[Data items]
* * *

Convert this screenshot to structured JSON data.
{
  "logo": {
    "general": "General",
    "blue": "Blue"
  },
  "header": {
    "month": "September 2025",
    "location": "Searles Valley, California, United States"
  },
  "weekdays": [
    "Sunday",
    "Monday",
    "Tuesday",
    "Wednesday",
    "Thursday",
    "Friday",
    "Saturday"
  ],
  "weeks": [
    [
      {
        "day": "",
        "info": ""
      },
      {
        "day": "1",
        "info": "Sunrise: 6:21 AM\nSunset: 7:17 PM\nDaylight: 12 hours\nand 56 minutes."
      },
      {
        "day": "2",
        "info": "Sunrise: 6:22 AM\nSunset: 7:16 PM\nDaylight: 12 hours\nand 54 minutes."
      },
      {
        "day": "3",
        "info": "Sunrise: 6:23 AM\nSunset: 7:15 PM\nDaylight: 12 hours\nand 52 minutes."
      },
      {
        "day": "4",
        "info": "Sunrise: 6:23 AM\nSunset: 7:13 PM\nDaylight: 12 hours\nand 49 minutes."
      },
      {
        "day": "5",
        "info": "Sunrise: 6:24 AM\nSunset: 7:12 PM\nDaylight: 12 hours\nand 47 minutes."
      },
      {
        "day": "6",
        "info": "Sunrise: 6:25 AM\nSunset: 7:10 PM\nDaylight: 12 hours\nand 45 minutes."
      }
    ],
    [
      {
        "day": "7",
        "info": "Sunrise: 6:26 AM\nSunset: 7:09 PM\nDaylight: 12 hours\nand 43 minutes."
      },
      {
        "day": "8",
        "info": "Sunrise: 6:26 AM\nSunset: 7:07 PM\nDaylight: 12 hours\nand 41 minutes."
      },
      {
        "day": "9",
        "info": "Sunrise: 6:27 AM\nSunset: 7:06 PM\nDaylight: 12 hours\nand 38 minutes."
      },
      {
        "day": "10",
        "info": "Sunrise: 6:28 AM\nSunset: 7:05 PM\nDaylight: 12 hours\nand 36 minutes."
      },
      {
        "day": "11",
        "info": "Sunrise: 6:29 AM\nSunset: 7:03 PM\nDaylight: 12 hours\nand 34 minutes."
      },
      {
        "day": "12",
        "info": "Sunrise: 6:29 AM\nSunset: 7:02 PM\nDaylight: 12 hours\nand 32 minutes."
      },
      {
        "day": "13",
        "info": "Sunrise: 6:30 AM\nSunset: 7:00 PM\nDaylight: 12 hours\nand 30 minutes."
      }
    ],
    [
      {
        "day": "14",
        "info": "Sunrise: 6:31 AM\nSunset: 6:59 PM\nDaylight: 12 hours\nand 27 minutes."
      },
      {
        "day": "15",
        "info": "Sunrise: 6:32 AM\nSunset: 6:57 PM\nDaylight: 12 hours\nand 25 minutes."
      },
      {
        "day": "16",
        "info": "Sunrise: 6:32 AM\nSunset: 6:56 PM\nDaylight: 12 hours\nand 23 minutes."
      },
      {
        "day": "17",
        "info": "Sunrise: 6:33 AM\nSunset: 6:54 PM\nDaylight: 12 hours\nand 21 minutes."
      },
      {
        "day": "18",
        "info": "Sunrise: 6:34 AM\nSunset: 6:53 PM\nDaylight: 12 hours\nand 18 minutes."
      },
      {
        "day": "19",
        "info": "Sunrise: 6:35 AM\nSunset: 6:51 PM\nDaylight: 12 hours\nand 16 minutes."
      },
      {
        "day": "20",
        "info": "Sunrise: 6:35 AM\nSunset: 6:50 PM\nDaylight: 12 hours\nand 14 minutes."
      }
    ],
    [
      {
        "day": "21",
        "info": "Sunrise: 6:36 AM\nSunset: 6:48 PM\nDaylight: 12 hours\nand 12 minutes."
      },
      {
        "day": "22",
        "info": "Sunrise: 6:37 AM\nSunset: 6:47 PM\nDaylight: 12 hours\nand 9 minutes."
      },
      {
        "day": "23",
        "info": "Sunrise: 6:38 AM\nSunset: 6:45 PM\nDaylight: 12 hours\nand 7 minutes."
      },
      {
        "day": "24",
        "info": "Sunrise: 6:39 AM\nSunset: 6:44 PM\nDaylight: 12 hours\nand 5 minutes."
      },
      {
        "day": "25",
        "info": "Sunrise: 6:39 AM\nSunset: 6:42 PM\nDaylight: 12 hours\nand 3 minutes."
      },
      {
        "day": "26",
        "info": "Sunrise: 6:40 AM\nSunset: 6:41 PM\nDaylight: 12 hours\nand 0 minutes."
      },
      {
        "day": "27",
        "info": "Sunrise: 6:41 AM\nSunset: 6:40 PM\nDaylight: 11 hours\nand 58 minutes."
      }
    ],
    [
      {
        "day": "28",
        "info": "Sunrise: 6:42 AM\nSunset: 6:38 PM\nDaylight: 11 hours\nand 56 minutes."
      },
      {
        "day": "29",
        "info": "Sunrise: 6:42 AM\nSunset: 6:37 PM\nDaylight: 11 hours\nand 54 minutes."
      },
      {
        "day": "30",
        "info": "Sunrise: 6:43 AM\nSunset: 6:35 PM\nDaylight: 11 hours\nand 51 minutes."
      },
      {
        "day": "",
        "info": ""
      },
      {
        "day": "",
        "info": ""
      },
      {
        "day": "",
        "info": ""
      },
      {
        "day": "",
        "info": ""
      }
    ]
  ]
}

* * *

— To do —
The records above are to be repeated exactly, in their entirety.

— Exercise output —
Convert this screenshot to structured JSON data.
{
  "logo": {
    "general": "General",
    "blue": "Blue"
  },
  "header": {
    "month": "September 2025",
    "location": "Searles Valley, California, United States"
  },
  "weekdays": [
    "Sunday",
    "Monday",
    "Tuesday",
    "Wednesday",
    "Thursday",
    "Friday",
    "Saturday"
  ],
  "weeks": [
    [
      {
        "day": "",
        "info": ""
      },
      {
        "day": "1",
        "info": "Sunrise: 6:21 AM\nSunset: 7:17 PM\nDaylight: 12 hours\nand 56 minutes."
      },
      {
        "day": "2",
        "info": "Sunrise: 6:22 AM\nSunset: 7:16 PM\nDaylight: 12 hours\nand 54 minutes."
      },
      {
        "day": "3",
        "info": "Sunrise: 6:23 AM\nSunset: 7:15 PM\nDaylight: 12 hours\nand 52 minutes."
      },
      {
        "day": "4",
        "info": "Sunrise: 6:23 AM\nSunset: 7:13 PM\nDaylight: 12 hours\nand 49 minutes."
      },
      {
        "day": "5",
        "info": "Sunrise: 6:24 AM\nSunset: 7:12 PM\nDaylight: 12 hours\nand 47 minutes."
      },
      {
        "day": "6",
        "info": "Sunrise: 6:25 AM\nSunset: 7:10 PM\nDaylight: 12 hours\nand 45 minutes."
      }
    ],
    [
      {
        "day": "7",
        "info": "Sunrise: 6:26 AM\nSunset: 7:09 PM\nDaylight: 12 hours\nand 43 minutes."
      },
      {
        "day": "8",
        "info": "Sunrise: 6:26 AM\nSunset: 7:07 PM\nDaylight: 12 hours\nand 41 minutes."
      },
      {
        "day": "9",
        "info": "Sunrise: 6:27 AM\nSunset: 7:06 PM\nDaylight: 12 hours\nand 38 minutes."
      },
      {
        "day": "10",
        "info": "Sunrise: 6:28 AM\nSunset: 7:05 PM\nDaylight: 12 hours\nand 36 minutes."
      },
      {
        "day": "11",
        "info": "Sunrise: 6:29 AM\nSunset: 7:03 PM\nDaylight: 12 hours\nand 34 minutes."
      },
      {
        "day": "12",
        "info": "Sunrise: 6:29 AM\nSunset: 7:02 PM\nDaylight: 12 hours\nand 32 minutes."
      },
      {
        "day": "13",
        "info": "Sunrise: 6:30 AM\nSunset: 7:00 PM\nDaylight: 12 hours\nand 30 minutes."
      }
    ],
    [
      {
        "day": "14",
        "info": "Sunrise: 6:31 AM\nSunset: 6:59 PM\nDaylight: 12 hours\nand 27 minutes."
      },
      {
        "day": "15",
        "info": "Sunrise: 6:32 AM\nSunset: 6:57 PM\nDaylight: 12 hours\nand 25 minutes."
      },
      {
        "day": "16",
        "info": "Sunrise: 6:32 AM\nSunset: 6:56 PM\nDaylight: 12 hours\nand 23 minutes."
      },
      {
        "day": "17",
        "info": "Sunrise: 6:33 AM\nSunset: 6:54 PM\nDaylight: 12 hours\nand 21 minutes."
      },
      {
        "day": "18",
        "info": "Sunrise: 6:34 AM\nSunset: 6:53 PM\nDaylight: 12 hours\nand 18 minutes."
      },
      {
        "day": "19",
        "info": "Sunrise: 6:35 AM\nSunset: 6:51 PM\nDaylight: 12 hours\nand 16 minutes."
      },
      {
        "day": "20",
        "info": "Sunrise: 6:35 AM\nSunset: 6:50 PM\nDaylight: 12 hours\nand 14 minutes."
      }
    ],
    [
      {
        "day": "21",
        "info": "Sunrise: 6:36 AM\nSunset: 6:48 PM\nDaylight: 12 hours\nand 12 minutes."
      },
      {
        "day": "22",
        "info": "Sunrise: 6:37 AM\nSunset: 6:47 PM\nDaylight: 12 hours\nand 9 minutes."
      },
      {
        "day": "23",
        "info": "Sunrise: 6:38 AM\nSunset: 6:45 PM\nDaylight: 12 hours\nand 7 minutes."
      },
      {
        "day": "24",
        "info": "Sunrise: 6:39 AM\nSunset: 6:44 PM\nDaylight: 12 hours\nand 5 minutes."
      },
      {
        "day": "25",
        "info": "Sunrise: 6:39 AM\nSunset: 6:42 PM\nDaylight: 12 hours\nand 3 minutes."
      },
      {
        "day": "26",
        "info": "Sunrise: 6:40 AM\nSunset: 6:41 PM\nDaylight: 12 hours\nand 0 minutes."
      },
      {
        "day": "27",
        "info": "Sunrise: 6:41 AM\nSunset: 6:40 PM\nDaylight: 11 hours\nand 58 minutes."
      }
    ],
    [
      {
        "day": "28",
        "info": "Sunrise: 6:42 AM\nSunset: 6:38 PM\nDaylight: 11 hours\nand 56 minutes."
      },
      {
        "day": "29",
        "info": "Sunrise: 6:42 AM\nSunset: 6:37 PM\nDaylight: 11 hours\nand 54 minutes."
      },
      {
        "day": "30",
        "info": "Sunrise: 6:43 AM\nSunset: 6:35 PM\nDaylight: 11 hours\nand 51 minutes."
      },
      {
        "day": "",
        "info": ""
      },
      {
        "day": "",
        "info": ""
      },
      {
        "day": "",
        "info": ""
      },
      {
        "day": "",
        "info": ""
      }
    ]
  ]
}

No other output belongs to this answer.